The program visually describes the bovine timeline taking students from conception to the plate. We mention many of the environmental and animal health standards we work to achieve. We also talk about food safety, optimal cooking and storing beef temperatures, and the nutritional value of beef. It ends with the cooking of beef stir fry.
One of the best things about sharing this information with the teacher and students is the feedback you receive about the program. Some of the things making that list this time are:
1. That Beef provides ZIP to your diet. ZIP stands for Zinc, Iron and Protein. It is unlikely to get the same amount of ZIP in your diet through other foods.

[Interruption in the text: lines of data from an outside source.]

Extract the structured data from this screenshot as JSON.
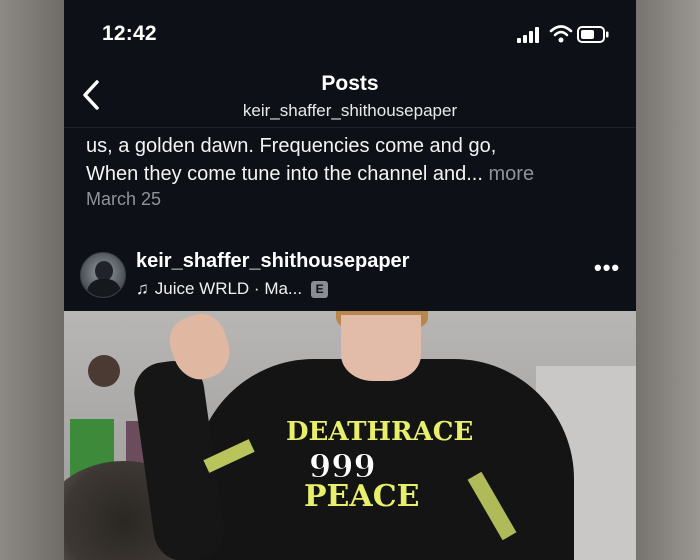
{
  "status_bar": {
    "time": "12:42"
  },
  "nav": {
    "title": "Posts",
    "subtitle": "keir_shaffer_shithousepaper"
  },
  "caption": {
    "line1": "us, a golden dawn. Frequencies come and go,",
    "line2": "When they come tune into the channel and...",
    "more": "more",
    "date": "March 25"
  },
  "post": {
    "username": "keir_shaffer_shithousepaper",
    "music": "Juice WRLD · Ma...",
    "explicit_badge": "E",
    "options_icon": "more-horizontal-icon"
  },
  "photo": {
    "print_top": "DEATHRACE",
    "print_num": "999",
    "print_bottom": "PEACE"
  },
  "colors": {
    "background": "#0d1117",
    "secondary_text": "#8e9299",
    "print_yellow": "#e8ef6a"
  }
}
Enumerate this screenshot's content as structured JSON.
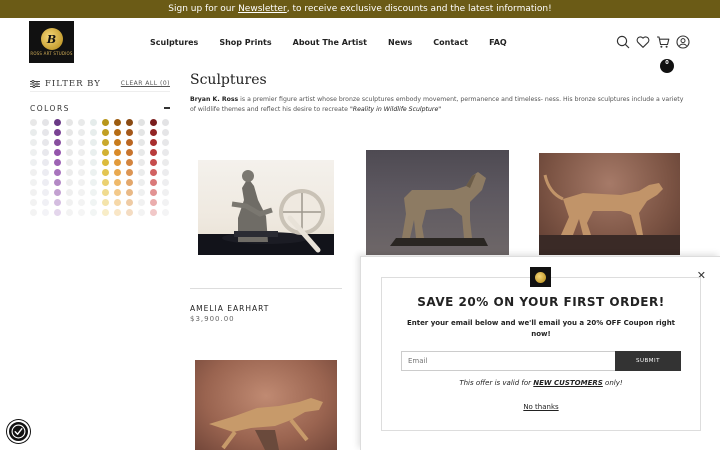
{
  "announcement": {
    "prefix": "Sign up for our ",
    "link": "Newsletter",
    "suffix": ", to receive exclusive discounts and the latest information!"
  },
  "header": {
    "logo_text": "ROSS ART STUDIOS",
    "nav": [
      "Sculptures",
      "Shop Prints",
      "About The Artist",
      "News",
      "Contact",
      "FAQ"
    ],
    "icons": [
      "search-icon",
      "heart-icon",
      "cart-icon",
      "account-icon"
    ],
    "cart_count": "0"
  },
  "sidebar": {
    "filter_label": "FILTER BY",
    "clear_all": "CLEAR ALL (0)",
    "colors_label": "COLORS",
    "swatch_columns": [
      [
        "#e8e8e8",
        "#e9ecec",
        "#eceeee",
        "#eef0f0",
        "#eef0f1",
        "#f0f0f0",
        "#f1f2f2",
        "#f1f1f1",
        "#f2f2f2",
        "#f3f3f3"
      ],
      [
        "#e4e4e7",
        "#e6e6ea",
        "#e7e7eb",
        "#e8e8ed",
        "#eaeaf0",
        "#ececf2",
        "#ededf3",
        "#efeff4",
        "#f0f0f5",
        "#f3f3f7"
      ],
      [
        "#6a3a86",
        "#7a4394",
        "#884f9f",
        "#9455ac",
        "#9d63b4",
        "#a874bd",
        "#b389c5",
        "#c3a1d1",
        "#d4bde0",
        "#e4d6ec"
      ],
      [
        "#e6e6e6",
        "#e7e7e7",
        "#e9e9e9",
        "#eaeaea",
        "#ebebeb",
        "#ececec",
        "#eeeeee",
        "#efefef",
        "#f1f1f1",
        "#f3f3f3"
      ],
      [
        "#e9eaea",
        "#ebecec",
        "#ececed",
        "#eeeeee",
        "#efefef",
        "#f0f0f0",
        "#f1f1f1",
        "#f2f2f2",
        "#f3f3f3",
        "#f5f5f5"
      ],
      [
        "#e5eceb",
        "#e7edec",
        "#e8eeed",
        "#e9efee",
        "#ebf0ef",
        "#ecf1f0",
        "#edf2f1",
        "#eff3f2",
        "#f0f4f3",
        "#f2f5f4"
      ],
      [
        "#b8961a",
        "#c19f24",
        "#c9a82d",
        "#d2b133",
        "#dcbb3c",
        "#e3c552",
        "#ebd171",
        "#f0db8f",
        "#f4e4ab",
        "#f8edc8"
      ],
      [
        "#9c5c10",
        "#b66c14",
        "#c87b1c",
        "#d98a28",
        "#e29a3a",
        "#e9a94f",
        "#efb96a",
        "#f3c98a",
        "#f6d8a8",
        "#f9e6c6"
      ],
      [
        "#8a4a13",
        "#a4581a",
        "#ba6621",
        "#c8742d",
        "#d3843e",
        "#dc9553",
        "#e3a76b",
        "#e9b986",
        "#efcba4",
        "#f4dcc2"
      ],
      [
        "#e2e3e3",
        "#e4e5e5",
        "#e6e7e7",
        "#e8e9e9",
        "#eaeaea",
        "#ebecec",
        "#edeeee",
        "#eff0f0",
        "#f1f1f1",
        "#f3f3f3"
      ],
      [
        "#7a1e1e",
        "#922626",
        "#a82f2f",
        "#b83c3c",
        "#c64d4d",
        "#d16262",
        "#da7a7a",
        "#e29393",
        "#eaadad",
        "#f1c8c8"
      ],
      [
        "#e3e3e5",
        "#e5e5e7",
        "#e7e7e9",
        "#e9e9eb",
        "#ebebec",
        "#ececee",
        "#eeeef0",
        "#f0f0f1",
        "#f2f2f3",
        "#f4f4f5"
      ]
    ]
  },
  "main": {
    "title": "Sculptures",
    "desc_bold": "Bryan K. Ross",
    "desc_text": " is a premier figure artist whose bronze sculptures embody movement, permanence and timeless- ness. His bronze sculptures include a variety of wildlife themes and reflect his desire to recreate ",
    "desc_italic": "\"Reality in Wildlife Sculpture\"",
    "products": [
      {
        "name": "AMELIA EARHART",
        "price": "$3,900.00"
      }
    ]
  },
  "popup": {
    "title": "SAVE 20% ON YOUR FIRST ORDER!",
    "subtitle": "Enter your email below and we'll email you a 20% OFF Coupon right now!",
    "email_placeholder": "Email",
    "submit": "SUBMIT",
    "note_prefix": "This offer is valid for ",
    "note_bold": "NEW CUSTOMERS",
    "note_suffix": " only!",
    "no_thanks": "No thanks",
    "close": "✕"
  },
  "colors": {
    "announcement_bg": "#6b5b16",
    "submit_bg": "#333333"
  }
}
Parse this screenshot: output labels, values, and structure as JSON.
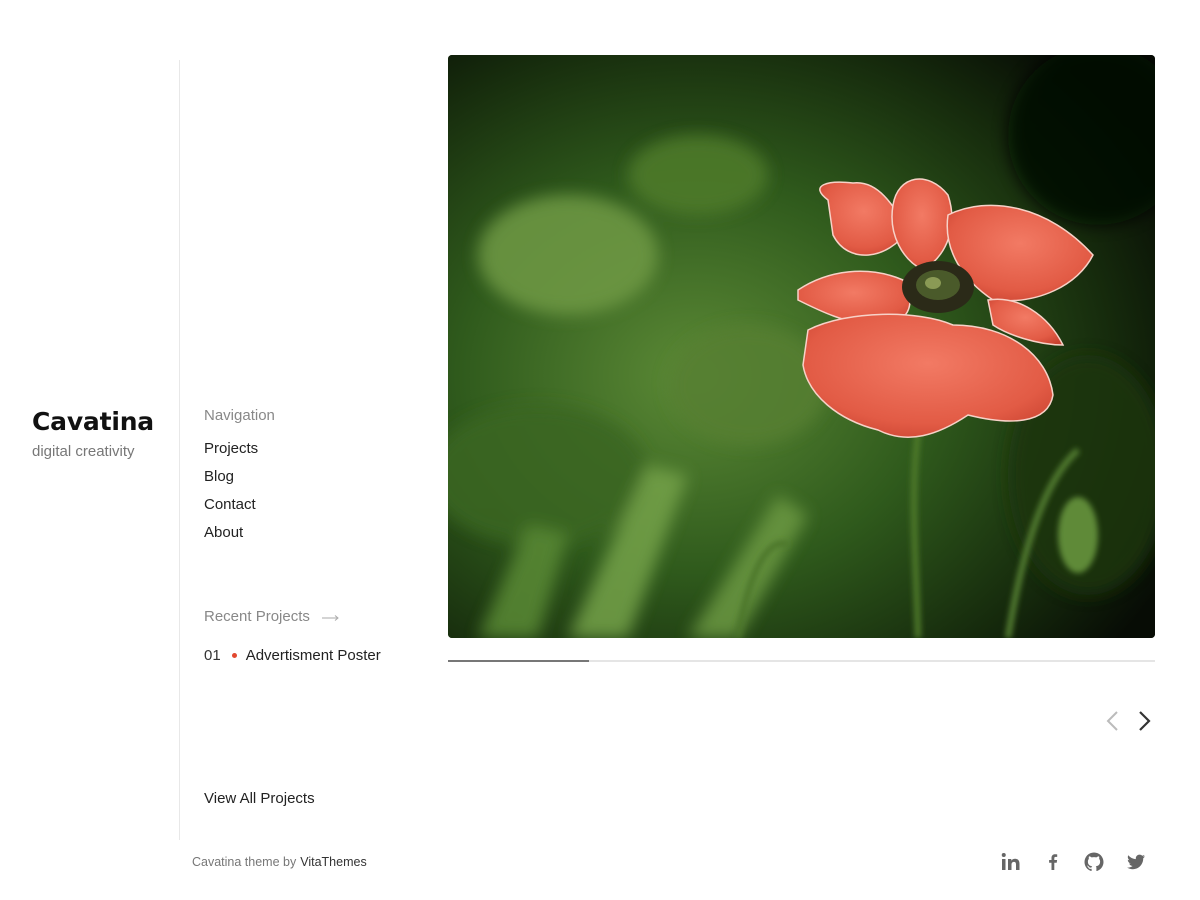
{
  "site": {
    "title": "Cavatina",
    "tagline": "digital creativity"
  },
  "navigation": {
    "heading": "Navigation",
    "items": [
      {
        "label": "Projects"
      },
      {
        "label": "Blog"
      },
      {
        "label": "Contact"
      },
      {
        "label": "About"
      }
    ]
  },
  "recent_projects": {
    "heading": "Recent Projects",
    "items": [
      {
        "number": "01",
        "title": "Advertisment Poster"
      }
    ],
    "view_all_label": "View All Projects"
  },
  "slider": {
    "image_subject": "red poppy flower",
    "progress": 0.2,
    "prev_icon": "chevron-left-icon",
    "next_icon": "chevron-right-icon"
  },
  "footer": {
    "credit_prefix": "Cavatina theme by",
    "credit_link": "VitaThemes",
    "social": [
      "linkedin-icon",
      "facebook-icon",
      "github-icon",
      "twitter-icon"
    ]
  },
  "colors": {
    "accent_dot": "#e2482f",
    "muted_text": "#888888"
  }
}
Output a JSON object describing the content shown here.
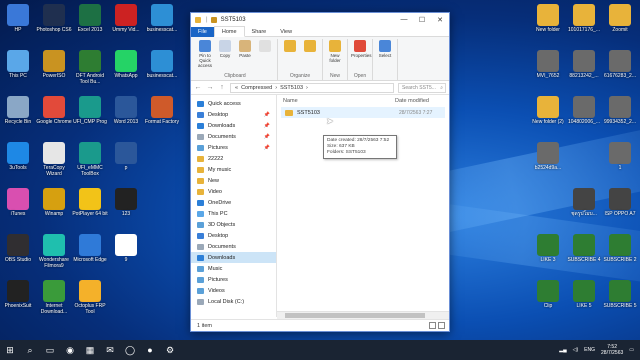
{
  "desktop": {
    "left_icons": [
      {
        "label": "HP",
        "color": "#3a78d8",
        "x": 0,
        "y": 0
      },
      {
        "label": "Photoshop CS6",
        "color": "#1f2f4f",
        "x": 1,
        "y": 0
      },
      {
        "label": "Excel 2013",
        "color": "#1d7044",
        "x": 2,
        "y": 0
      },
      {
        "label": "Ummy Vid...",
        "color": "#cc2222",
        "x": 3,
        "y": 0
      },
      {
        "label": "businesscat...",
        "color": "#2d8fd5",
        "x": 4,
        "y": 0
      },
      {
        "label": "This PC",
        "color": "#5aa7e8",
        "x": 0,
        "y": 1
      },
      {
        "label": "PowerISO",
        "color": "#c99321",
        "x": 1,
        "y": 1
      },
      {
        "label": "DFT Android Tool Bu...",
        "color": "#2e7d32",
        "x": 2,
        "y": 1
      },
      {
        "label": "WhatsApp",
        "color": "#25d366",
        "x": 3,
        "y": 1
      },
      {
        "label": "businesscat...",
        "color": "#2d8fd5",
        "x": 4,
        "y": 1
      },
      {
        "label": "Recycle Bin",
        "color": "#8aa7c6",
        "x": 0,
        "y": 2
      },
      {
        "label": "Google Chrome",
        "color": "#e24a3a",
        "x": 1,
        "y": 2
      },
      {
        "label": "UFI_CMP Prog",
        "color": "#1a9a8c",
        "x": 2,
        "y": 2
      },
      {
        "label": "Word 2013",
        "color": "#2b579a",
        "x": 3,
        "y": 2
      },
      {
        "label": "Format Factory",
        "color": "#cf5a2a",
        "x": 4,
        "y": 2
      },
      {
        "label": "3uTools",
        "color": "#1e88e5",
        "x": 0,
        "y": 3
      },
      {
        "label": "TeraCopy Wizard",
        "color": "#e6e6e6",
        "x": 1,
        "y": 3
      },
      {
        "label": "UFI_eMMC ToolBox",
        "color": "#1a9a8c",
        "x": 2,
        "y": 3
      },
      {
        "label": "p",
        "color": "#2b579a",
        "x": 3,
        "y": 3
      },
      {
        "label": "iTunes",
        "color": "#d94fb0",
        "x": 0,
        "y": 4
      },
      {
        "label": "Winamp",
        "color": "#d6a010",
        "x": 1,
        "y": 4
      },
      {
        "label": "PotPlayer 64 bit",
        "color": "#f2c318",
        "x": 2,
        "y": 4
      },
      {
        "label": "123",
        "color": "#222222",
        "x": 3,
        "y": 4
      },
      {
        "label": "OBS Studio",
        "color": "#302e31",
        "x": 0,
        "y": 5
      },
      {
        "label": "Wondershare Filmora9",
        "color": "#1fbfae",
        "x": 1,
        "y": 5
      },
      {
        "label": "Microsoft Edge",
        "color": "#2f7ad8",
        "x": 2,
        "y": 5
      },
      {
        "label": "9",
        "color": "#ffffff",
        "x": 3,
        "y": 5
      },
      {
        "label": "PhoenixSuit",
        "color": "#222222",
        "x": 0,
        "y": 6
      },
      {
        "label": "Internet Download...",
        "color": "#3a9b3a",
        "x": 1,
        "y": 6
      },
      {
        "label": "Octoplus FRP Tool",
        "color": "#f4b12a",
        "x": 2,
        "y": 6
      }
    ],
    "right_icons": [
      {
        "label": "New folder",
        "color": "#e8b33a",
        "x": 0,
        "y": 0
      },
      {
        "label": "101017176_...",
        "color": "#e8b33a",
        "x": 1,
        "y": 0
      },
      {
        "label": "Zoomit",
        "color": "#e8b33a",
        "x": 2,
        "y": 0
      },
      {
        "label": "MVI_7652",
        "color": "#6a6a6a",
        "x": 0,
        "y": 1
      },
      {
        "label": "88213242_...",
        "color": "#6a6a6a",
        "x": 1,
        "y": 1
      },
      {
        "label": "61676283_2...",
        "color": "#6a6a6a",
        "x": 2,
        "y": 1
      },
      {
        "label": "New folder (2)",
        "color": "#e8b33a",
        "x": 0,
        "y": 2
      },
      {
        "label": "104802006_...",
        "color": "#6a6a6a",
        "x": 1,
        "y": 2
      },
      {
        "label": "99934352_2...",
        "color": "#6a6a6a",
        "x": 2,
        "y": 2
      },
      {
        "label": "b2524d9a...",
        "color": "#6a6a6a",
        "x": 0,
        "y": 3
      },
      {
        "label": "1",
        "color": "#6a6a6a",
        "x": 2,
        "y": 3
      },
      {
        "label": "ชุดรูปโมบ...",
        "color": "#444444",
        "x": 1,
        "y": 4
      },
      {
        "label": "ISP OPPO A7",
        "color": "#444444",
        "x": 2,
        "y": 4
      },
      {
        "label": "LIKE 3",
        "color": "#2e7d32",
        "x": 0,
        "y": 5
      },
      {
        "label": "SUBSCRIBE 4",
        "color": "#2e7d32",
        "x": 1,
        "y": 5
      },
      {
        "label": "SUBSCRIBE 2",
        "color": "#2e7d32",
        "x": 2,
        "y": 5
      },
      {
        "label": "Clip",
        "color": "#2e7d32",
        "x": 0,
        "y": 6
      },
      {
        "label": "LIKE 5",
        "color": "#2e7d32",
        "x": 1,
        "y": 6
      },
      {
        "label": "SUBSCRIBE 5",
        "color": "#2e7d32",
        "x": 2,
        "y": 6
      }
    ]
  },
  "explorer": {
    "title": "SST5103",
    "controls": [
      "—",
      "☐",
      "✕"
    ],
    "tabs": [
      "File",
      "Home",
      "Share",
      "View"
    ],
    "ribbon": {
      "clipboard": {
        "name": "Clipboard",
        "buttons": [
          "Pin to Quick access",
          "Copy",
          "Paste"
        ]
      },
      "organize": {
        "name": "Organize",
        "buttons": [
          "Move to",
          "Copy to"
        ]
      },
      "new": {
        "name": "New",
        "buttons": [
          "New folder"
        ]
      },
      "open": {
        "name": "Open",
        "buttons": [
          "Properties"
        ]
      },
      "select": {
        "buttons": [
          "Select"
        ]
      }
    },
    "address": {
      "parts": [
        "«",
        "Compressed",
        "›",
        "SST5103",
        "›"
      ],
      "search_placeholder": "Search SST5..."
    },
    "nav": [
      {
        "label": "Quick access",
        "color": "#2b7fd8",
        "pin": false,
        "sel": false
      },
      {
        "label": "Desktop",
        "color": "#3a7fd8",
        "pin": true,
        "sel": false
      },
      {
        "label": "Downloads",
        "color": "#2b7fd8",
        "pin": true,
        "sel": false
      },
      {
        "label": "Documents",
        "color": "#9aa8b8",
        "pin": true,
        "sel": false
      },
      {
        "label": "Pictures",
        "color": "#5aa0d8",
        "pin": true,
        "sel": false
      },
      {
        "label": "22222",
        "color": "#e8b33a",
        "pin": false,
        "sel": false
      },
      {
        "label": "My music",
        "color": "#e8b33a",
        "pin": false,
        "sel": false
      },
      {
        "label": "New",
        "color": "#e8b33a",
        "pin": false,
        "sel": false
      },
      {
        "label": "Video",
        "color": "#e8b33a",
        "pin": false,
        "sel": false
      },
      {
        "label": "OneDrive",
        "color": "#2b7fd8",
        "pin": false,
        "sel": false
      },
      {
        "label": "This PC",
        "color": "#5aa7e8",
        "pin": false,
        "sel": false
      },
      {
        "label": "3D Objects",
        "color": "#5aa0d8",
        "pin": false,
        "sel": false
      },
      {
        "label": "Desktop",
        "color": "#3a7fd8",
        "pin": false,
        "sel": false
      },
      {
        "label": "Documents",
        "color": "#9aa8b8",
        "pin": false,
        "sel": false
      },
      {
        "label": "Downloads",
        "color": "#2b7fd8",
        "pin": false,
        "sel": true
      },
      {
        "label": "Music",
        "color": "#5aa0d8",
        "pin": false,
        "sel": false
      },
      {
        "label": "Pictures",
        "color": "#5aa0d8",
        "pin": false,
        "sel": false
      },
      {
        "label": "Videos",
        "color": "#5aa0d8",
        "pin": false,
        "sel": false
      },
      {
        "label": "Local Disk (C:)",
        "color": "#9aa8b8",
        "pin": false,
        "sel": false
      }
    ],
    "columns": {
      "name": "Name",
      "date": "Date modified"
    },
    "files": [
      {
        "name": "SST5103",
        "date": "28/7/2563 7:27"
      }
    ],
    "tooltip": [
      "Date created: 28/7/2563 7:52",
      "Size: 637 KB",
      "Folders: SST5103"
    ],
    "status": "1 item"
  },
  "taskbar": {
    "icons": [
      "⊞",
      "⌕",
      "▭",
      "◉",
      "▦",
      "✉",
      "◯",
      "●",
      "⚙"
    ],
    "tray": {
      "lang": "ENG",
      "time": "7:52",
      "date": "28/7/2563"
    }
  }
}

2. The participants found it unbelievable that it takes 2 years from the conception of a cow to get that calf to your plate. Which is why, it was so disappointing when going to lunch with some of my friends at a steak restaurant the other day when they burnt my burger. It took us 2 years to get him/her the hamburger and approximately 20 minutes for them to char it to a inedible crisp.
3. Several people raised their hands when asked if they thaw their meat in the sink. I firmly told them that they should stop doing that immediately. Bacteria love to grow at room temperature. Gross.
4. The final topic that was found interesting, is our slide and discussion about the different cuts of meat and the proper cooking techniques for each.
5. We also had some great conversation about the effect of the drought on the beef industry. We even talked about the labels found on the beef at your local grocery.
The teacher was inspired, with 29 lean cuts of beef slide and handout. She mentioned she was going to Applebees tonight and was asking questions about the flat iron. I think she may order it.
I squeezed in on behalf of the USFRA the handouts about logging on to food dialogues and voting for the next faces of farming and ranching, while we were cooking the stir fry. I couldn't resist.
I would like to send a big THANK YOU to all of the beef producers in Ohio who either graciously or reluctantly pay their check off dollars. Although a majority of this program is being funded through grants, at some point the Ohio Beef Checkoff will need to support and grow this program, bringing practical knowledge to students and continuing to help grow the beef demand.